**Data:**
◇ ◇ ◇

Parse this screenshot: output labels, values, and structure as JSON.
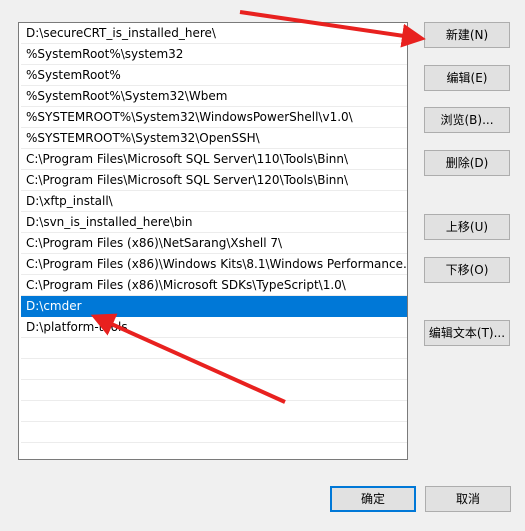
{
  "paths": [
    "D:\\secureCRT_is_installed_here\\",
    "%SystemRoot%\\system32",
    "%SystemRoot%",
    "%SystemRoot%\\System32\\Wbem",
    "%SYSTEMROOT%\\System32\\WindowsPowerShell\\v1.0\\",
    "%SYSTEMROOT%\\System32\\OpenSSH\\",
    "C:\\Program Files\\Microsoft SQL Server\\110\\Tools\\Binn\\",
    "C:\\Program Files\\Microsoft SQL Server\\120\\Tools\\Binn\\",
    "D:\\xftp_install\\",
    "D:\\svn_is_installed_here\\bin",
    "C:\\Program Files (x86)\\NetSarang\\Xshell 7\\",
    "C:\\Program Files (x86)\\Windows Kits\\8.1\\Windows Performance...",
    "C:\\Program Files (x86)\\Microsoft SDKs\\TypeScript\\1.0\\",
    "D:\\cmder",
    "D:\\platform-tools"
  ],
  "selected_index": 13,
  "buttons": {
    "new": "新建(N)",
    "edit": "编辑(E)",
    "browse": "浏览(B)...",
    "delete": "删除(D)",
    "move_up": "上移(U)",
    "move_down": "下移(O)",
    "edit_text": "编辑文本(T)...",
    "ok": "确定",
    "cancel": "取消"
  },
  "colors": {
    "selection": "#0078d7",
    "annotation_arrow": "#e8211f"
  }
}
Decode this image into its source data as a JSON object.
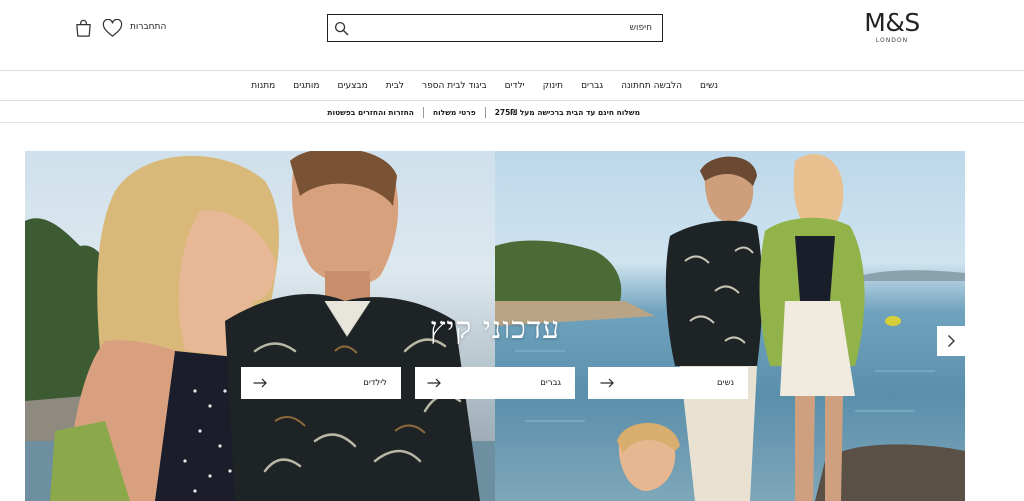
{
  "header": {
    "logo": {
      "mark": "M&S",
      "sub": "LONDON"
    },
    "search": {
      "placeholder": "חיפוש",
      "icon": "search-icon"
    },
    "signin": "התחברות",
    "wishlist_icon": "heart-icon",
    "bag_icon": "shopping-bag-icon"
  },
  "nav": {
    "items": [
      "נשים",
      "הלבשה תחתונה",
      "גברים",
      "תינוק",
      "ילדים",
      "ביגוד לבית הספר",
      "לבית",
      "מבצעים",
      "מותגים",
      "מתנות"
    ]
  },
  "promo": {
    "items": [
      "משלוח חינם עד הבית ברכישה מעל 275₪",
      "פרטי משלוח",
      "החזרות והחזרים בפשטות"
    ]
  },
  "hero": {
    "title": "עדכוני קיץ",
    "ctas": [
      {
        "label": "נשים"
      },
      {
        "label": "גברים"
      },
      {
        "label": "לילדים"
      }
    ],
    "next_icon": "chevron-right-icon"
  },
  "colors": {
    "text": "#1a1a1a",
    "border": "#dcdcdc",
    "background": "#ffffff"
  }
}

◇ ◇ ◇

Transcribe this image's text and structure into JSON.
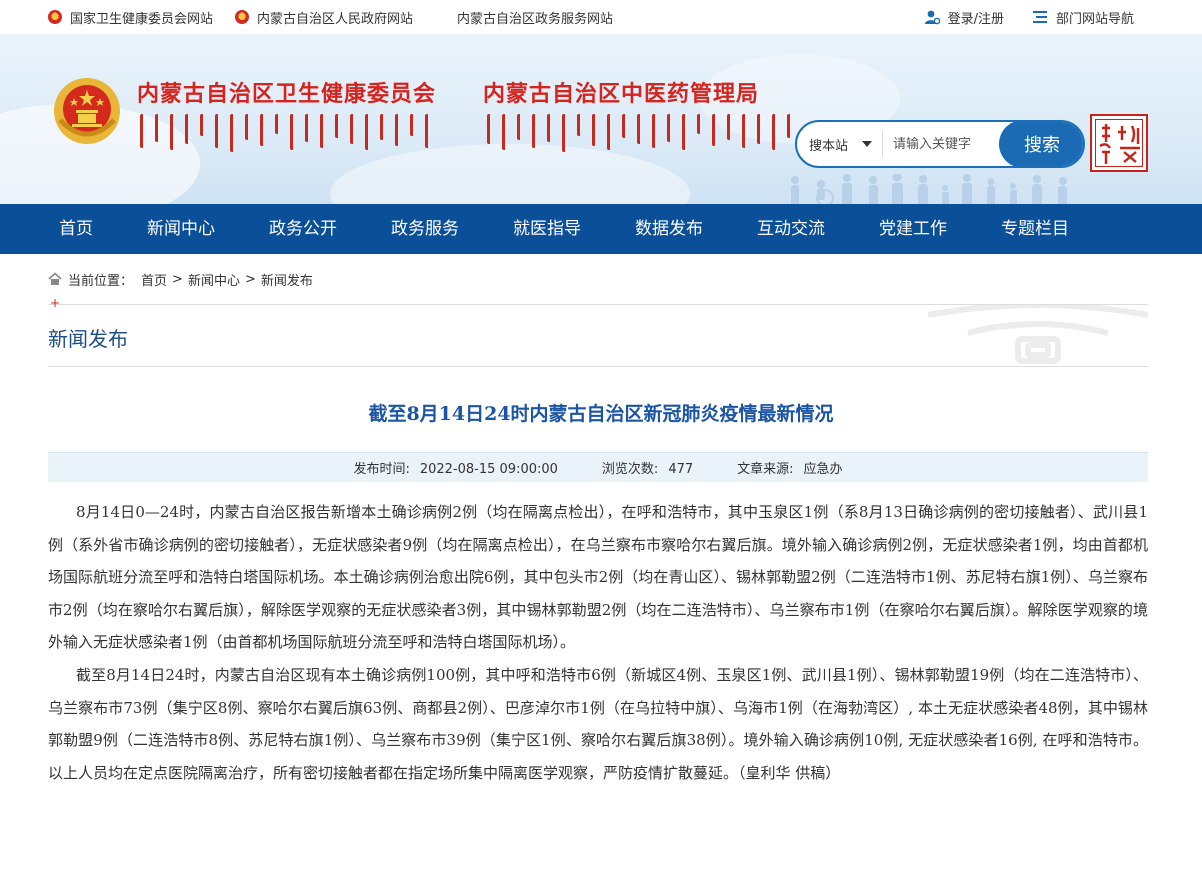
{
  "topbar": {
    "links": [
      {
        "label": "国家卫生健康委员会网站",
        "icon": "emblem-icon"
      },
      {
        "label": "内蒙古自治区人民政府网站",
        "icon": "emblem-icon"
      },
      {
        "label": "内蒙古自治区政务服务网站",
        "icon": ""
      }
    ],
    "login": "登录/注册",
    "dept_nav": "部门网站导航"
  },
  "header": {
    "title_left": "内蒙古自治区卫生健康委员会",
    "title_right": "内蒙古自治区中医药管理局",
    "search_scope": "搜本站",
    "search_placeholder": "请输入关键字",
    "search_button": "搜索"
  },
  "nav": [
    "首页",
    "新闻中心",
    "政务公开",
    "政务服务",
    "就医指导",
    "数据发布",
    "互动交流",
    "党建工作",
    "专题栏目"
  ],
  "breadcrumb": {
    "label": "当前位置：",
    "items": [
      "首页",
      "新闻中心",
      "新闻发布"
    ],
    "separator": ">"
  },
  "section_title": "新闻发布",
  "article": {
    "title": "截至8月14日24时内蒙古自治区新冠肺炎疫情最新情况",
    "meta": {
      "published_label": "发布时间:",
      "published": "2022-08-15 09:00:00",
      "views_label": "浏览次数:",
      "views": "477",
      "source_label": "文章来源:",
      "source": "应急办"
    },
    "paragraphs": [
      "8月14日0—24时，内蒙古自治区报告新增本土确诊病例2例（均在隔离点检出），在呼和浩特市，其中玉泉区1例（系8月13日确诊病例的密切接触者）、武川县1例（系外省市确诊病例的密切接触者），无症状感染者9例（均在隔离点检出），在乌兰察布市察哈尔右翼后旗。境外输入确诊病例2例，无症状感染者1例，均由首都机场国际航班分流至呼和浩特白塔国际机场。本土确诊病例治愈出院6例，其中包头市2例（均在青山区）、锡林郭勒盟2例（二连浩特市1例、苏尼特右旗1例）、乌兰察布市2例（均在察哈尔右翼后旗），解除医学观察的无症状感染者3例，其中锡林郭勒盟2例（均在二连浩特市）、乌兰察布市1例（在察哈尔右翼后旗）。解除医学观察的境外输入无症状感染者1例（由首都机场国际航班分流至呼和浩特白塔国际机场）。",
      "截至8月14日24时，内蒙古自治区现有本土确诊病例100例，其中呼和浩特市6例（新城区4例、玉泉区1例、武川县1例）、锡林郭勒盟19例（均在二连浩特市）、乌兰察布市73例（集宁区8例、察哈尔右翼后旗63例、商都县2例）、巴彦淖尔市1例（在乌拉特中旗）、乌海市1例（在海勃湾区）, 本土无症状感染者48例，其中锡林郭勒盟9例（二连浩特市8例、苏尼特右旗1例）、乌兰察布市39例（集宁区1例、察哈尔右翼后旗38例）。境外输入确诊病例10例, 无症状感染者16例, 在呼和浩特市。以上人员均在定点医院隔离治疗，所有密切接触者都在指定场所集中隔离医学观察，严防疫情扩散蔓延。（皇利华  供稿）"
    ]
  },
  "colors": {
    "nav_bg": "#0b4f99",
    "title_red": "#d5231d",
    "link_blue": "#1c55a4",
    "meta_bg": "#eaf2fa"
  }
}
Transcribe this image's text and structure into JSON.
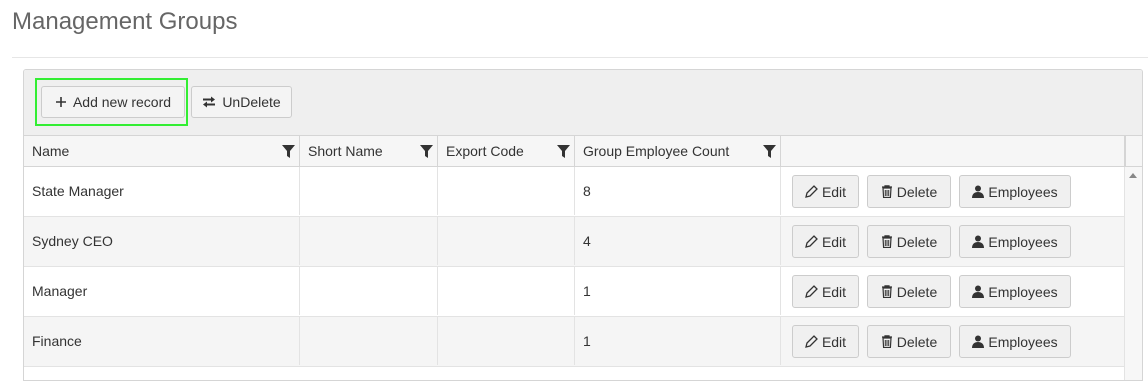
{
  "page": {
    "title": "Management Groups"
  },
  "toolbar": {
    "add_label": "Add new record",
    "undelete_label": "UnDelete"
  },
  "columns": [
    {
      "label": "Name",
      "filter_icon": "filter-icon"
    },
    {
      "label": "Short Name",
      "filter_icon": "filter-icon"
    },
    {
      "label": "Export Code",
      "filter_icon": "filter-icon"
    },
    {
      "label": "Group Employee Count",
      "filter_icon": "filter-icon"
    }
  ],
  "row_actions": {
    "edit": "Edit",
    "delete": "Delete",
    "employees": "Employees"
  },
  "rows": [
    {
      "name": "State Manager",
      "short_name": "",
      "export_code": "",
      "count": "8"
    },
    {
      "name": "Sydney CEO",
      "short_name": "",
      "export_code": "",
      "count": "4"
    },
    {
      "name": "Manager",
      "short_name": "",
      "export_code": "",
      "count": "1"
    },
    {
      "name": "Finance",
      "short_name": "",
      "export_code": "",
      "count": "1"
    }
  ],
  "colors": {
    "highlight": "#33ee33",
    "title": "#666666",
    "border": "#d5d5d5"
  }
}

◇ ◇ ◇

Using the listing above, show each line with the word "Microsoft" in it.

    "C:\\Program Files\\Microsoft SQL Server\\110\\Tools\\Binn\\",
    "C:\\Program Files\\Microsoft SQL Server\\120\\Tools\\Binn\\",
    "C:\\Program Files (x86)\\Microsoft SDKs\\TypeScript\\1.0\\",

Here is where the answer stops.